During this time, Danny read Crüe’s notoriously lurid autobiography, which the singer viewed as an unqualified challenge. “It got even worse after reading The Dirt. That was the worst decision we could’ve made. Anything seemed possible. That’s really fucking dangerous for a group of 20-year-olds. You give them all the money and drugs and women they want and they’re going to go crazy. And we did. When you’re young, it’s hard to say ‘no’ to that.”
Asked if, during that time, he tried anything that he swore he never would, he answers, “Heroin. I always said ‘never,’ and then before you know it, I’m in the back lounge, mixing it with my coke. It was amazing! It was very short-lived though and I would never recommend it to anyone. I’d never tell someone, ‘Don’t do cocaine.’ I will, however, tell them, ‘Don’t do heroin.’
At one point, after violently convulsing in the Grafton Hotel, Danny checked into rehab, which served as more of a breather than a wake-up call. Today, while he still enjoys heroic bouts of overindulgence, he insists that he has slowed down, now ceding much of his free time to his girlfriend and his golden retriever puppy, Cowboy. Yet he’s still a long way from the sound decision-making that generally accompanies periods of sobriety. For example, he recently purchased a new Harley Davidson 883. When asked if he has any concerns about riding such a powerful piece of steel through the frenzy of LA traffic, he proclaims, “I have balls of steel and no self-preservation instinct.”
In business, however, he has developed keen instincts. He continues to buy and sell real estate around Beverly Hills, recently losing a bidding war on a property to Cee Lo Green (“When I found out who was bidding against me, I said ‘Let him have it…’ He’s wealthier than I,” he laughs). More recently he invested in ZZ Top legend Billy Gibbons’ tequila company and has acted in movies and television.
Among his friends, Danny counts the likes of Dee Snider and Sebastian Bach, and yet, until recently, the only element missing from his fantasy was his own 80s-style band. Enter We Are Harlot, Danny’s new rock machine. While he won’t neglect Asking Alexandria, Harlot affords Danny the opportunity to tap into the whisky-soaked sleaze that first inspired him. An album drops in the new year, followed by a global tour.
“It’s sexy, it’s raw and it’s dangerous but it’s not heavy. It’s just good ol’ rock’n’roll. This is more of what my voice was designed to do.”
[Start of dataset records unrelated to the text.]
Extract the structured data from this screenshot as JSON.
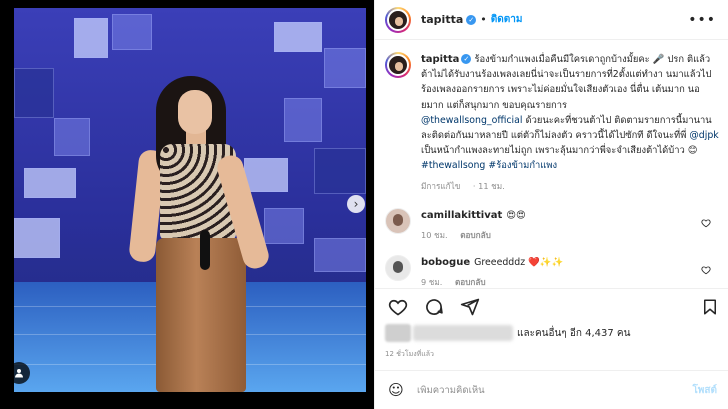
{
  "post": {
    "username": "tapitta",
    "follow_label": "ติดตาม",
    "separator": "•",
    "more_label": "•••",
    "carousel_next": "›"
  },
  "caption": {
    "username": "tapitta",
    "text_part1": "ร้องข้ามกำแพงเมื่อคืนมีใครเดาถูกบ้างมั้ยคะ 🎤 ปรก ติแล้วต้าไม่ได้รับงานร้องเพลงเลยนี่น่าจะเป็นรายการที่2ตั้งแต่ทำงา นมาแล้วไปร้องเพลงออกรายการ เพราะไม่ค่อยมั่นใจเสียงตัวเอง นี่ตื่น เต้นมาก นอยมาก แต่ก็สนุกมาก ขอบคุณรายการ",
    "mention1": "@thewallsong_official",
    "text_part2": " ด้วยนะคะที่ชวนต้าไป ติดตามรายการนี้มานาน ละติดต่อกันมาหลายปี แต่ตัวก็ไม่ลงตัว คราวนี้ได้ไปซักที ดีใจนะที่พี่ ",
    "mention2": "@djpk",
    "text_part3": " เป็นหน้ากำแพงละทายไม่ถูก เพราะลุ้นมากว่าพี่จะจำเสียงต้าได้บ้าว 😊 ",
    "hashtag1": "#thewallsong",
    "hashtag2": " #ร้องข้ามกำแพง",
    "edited_label": "มีการแก้ไข",
    "time": "11 ชม."
  },
  "comments": [
    {
      "username": "camillakittivat",
      "text": "😍😍",
      "time": "10 ชม.",
      "reply_label": "ตอบกลับ"
    },
    {
      "username": "bobogue",
      "text": "Greeedddz ❤️✨✨",
      "time": "9 ชม.",
      "reply_label": "ตอบกลับ"
    }
  ],
  "likes": {
    "text": "และคนอื่นๆ อีก 4,437 คน"
  },
  "timestamp": "12 ชั่วโมงที่แล้ว",
  "composer": {
    "placeholder": "เพิ่มความคิดเห็น",
    "post_label": "โพสต์",
    "emoji": "☺"
  },
  "colors": {
    "accent_blue": "#0095f6",
    "verified": "#3897f0",
    "secondary_text": "#8e8e8e"
  },
  "icons": {
    "like": "heart-icon",
    "comment": "comment-icon",
    "share": "share-icon",
    "save": "bookmark-icon",
    "verified": "verified-badge-icon",
    "tags": "user-tag-icon"
  }
}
We drop by the Viper Room, where the only action is a nameless band soundchecking inside, before circling back to the Rainbow as a pair of denim-clad hooligans hang over the patio, hooting at Danny, who beams and darts right over. It’s Andy Biersack and Ashley Purdy, from Black Veil Brides. Before leaving him to his mates, we point out that eight years ago, he was a bored uni student living in Northern England. Today he is Hollywood rock royalty, buying houses in Beverly Hills, dating models and hobnobbing with legends. Is it safe to say that his dream has finally come true?
“No,” he replies. “I have the belief that once I’m satisfied, I’ll never go any further or get any better. I can never be satisfied, which means I can never be truly happy because I always feel like it’s never enough. But it keeps me moving and gives me a reason to wake up in the morning.”
Of course, when you’re Danny Worsnop and living in Hollywood, there’s no shortage of reasons to rise and shine.
Asking Alexandria tour the UK from October. From Death To Destiny is out now via Sumerian